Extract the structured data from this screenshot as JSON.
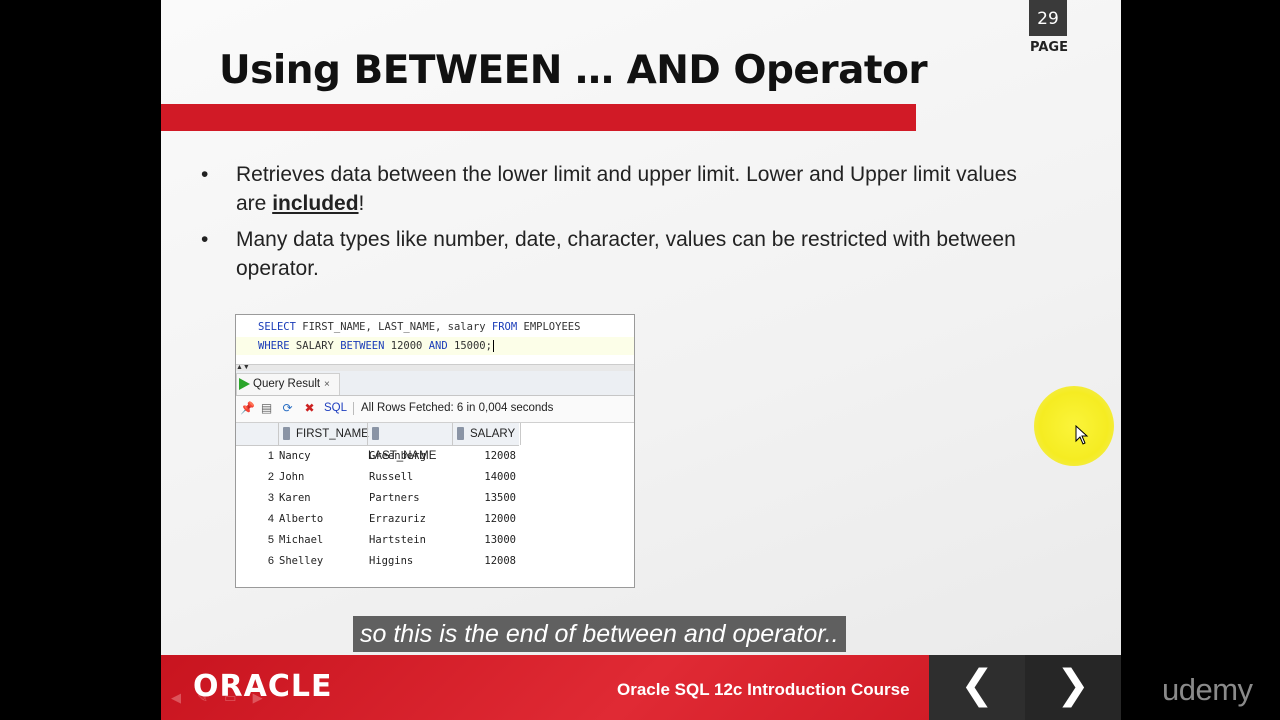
{
  "slide": {
    "page_number": "29",
    "page_label": "PAGE",
    "title": "Using BETWEEN … AND Operator",
    "bullets": [
      {
        "text_before": "Retrieves data between the lower limit and upper limit. Lower and Upper limit values are ",
        "emphasis": "included",
        "text_after": "!"
      },
      {
        "text": "Many data types like number, date, character, values can be restricted with between operator."
      }
    ]
  },
  "sql_worksheet": {
    "line1": {
      "kw1": "SELECT",
      "mid": " FIRST_NAME, LAST_NAME, salary ",
      "kw2": "FROM",
      "end": " EMPLOYEES"
    },
    "line2": {
      "kw1": "WHERE",
      "mid": " SALARY ",
      "kw2": "BETWEEN",
      "mid2": " 12000 ",
      "kw3": "AND",
      "end": " 15000;"
    },
    "tab_label": "Query Result",
    "tab_close": "×",
    "sql_link": "SQL",
    "status": "All Rows Fetched: 6 in 0,004 seconds",
    "columns": [
      "FIRST_NAME",
      "LAST_NAME",
      "SALARY"
    ],
    "rows": [
      {
        "n": "1",
        "first": "Nancy",
        "last": "Greenberg",
        "salary": "12008"
      },
      {
        "n": "2",
        "first": "John",
        "last": "Russell",
        "salary": "14000"
      },
      {
        "n": "3",
        "first": "Karen",
        "last": "Partners",
        "salary": "13500"
      },
      {
        "n": "4",
        "first": "Alberto",
        "last": "Errazuriz",
        "salary": "12000"
      },
      {
        "n": "5",
        "first": "Michael",
        "last": "Hartstein",
        "salary": "13000"
      },
      {
        "n": "6",
        "first": "Shelley",
        "last": "Higgins",
        "salary": "12008"
      }
    ]
  },
  "caption": "so this is the end of between and operator..",
  "footer": {
    "logo": "ORACLE",
    "course": "Oracle SQL 12c Introduction Course",
    "prev": "❮",
    "next": "❯"
  },
  "watermark": "udemy",
  "colors": {
    "accent_red": "#d11a26",
    "keyword_blue": "#1a3cb8",
    "highlight_yellow": "#f5ec22"
  }
}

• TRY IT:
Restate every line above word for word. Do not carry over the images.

• EXERCISE RESPONSE:
Extract the structured data from this screenshot as JSON.
{
  "slide": {
    "page_number": "29",
    "page_label": "PAGE",
    "title": "Using BETWEEN … AND Operator",
    "bullets": [
      {
        "text_before": "Retrieves data between the lower limit and upper limit. Lower and Upper limit values are ",
        "emphasis": "included",
        "text_after": "!"
      },
      {
        "text": "Many data types like number, date, character, values can be restricted with between operator."
      }
    ]
  },
  "sql_worksheet": {
    "line1": {
      "kw1": "SELECT",
      "mid": " FIRST_NAME, LAST_NAME, salary ",
      "kw2": "FROM",
      "end": " EMPLOYEES"
    },
    "line2": {
      "kw1": "WHERE",
      "mid": " SALARY ",
      "kw2": "BETWEEN",
      "mid2": " 12000 ",
      "kw3": "AND",
      "end": " 15000;"
    },
    "tab_label": "Query Result",
    "tab_close": "×",
    "sql_link": "SQL",
    "status": "All Rows Fetched: 6 in 0,004 seconds",
    "columns": [
      "FIRST_NAME",
      "LAST_NAME",
      "SALARY"
    ],
    "rows": [
      {
        "n": "1",
        "first": "Nancy",
        "last": "Greenberg",
        "salary": "12008"
      },
      {
        "n": "2",
        "first": "John",
        "last": "Russell",
        "salary": "14000"
      },
      {
        "n": "3",
        "first": "Karen",
        "last": "Partners",
        "salary": "13500"
      },
      {
        "n": "4",
        "first": "Alberto",
        "last": "Errazuriz",
        "salary": "12000"
      },
      {
        "n": "5",
        "first": "Michael",
        "last": "Hartstein",
        "salary": "13000"
      },
      {
        "n": "6",
        "first": "Shelley",
        "last": "Higgins",
        "salary": "12008"
      }
    ]
  },
  "caption": "so this is the end of between and operator..",
  "footer": {
    "logo": "ORACLE",
    "course": "Oracle SQL 12c Introduction Course",
    "prev": "❮",
    "next": "❯"
  },
  "watermark": "udemy",
  "colors": {
    "accent_red": "#d11a26",
    "keyword_blue": "#1a3cb8",
    "highlight_yellow": "#f5ec22"
  }
}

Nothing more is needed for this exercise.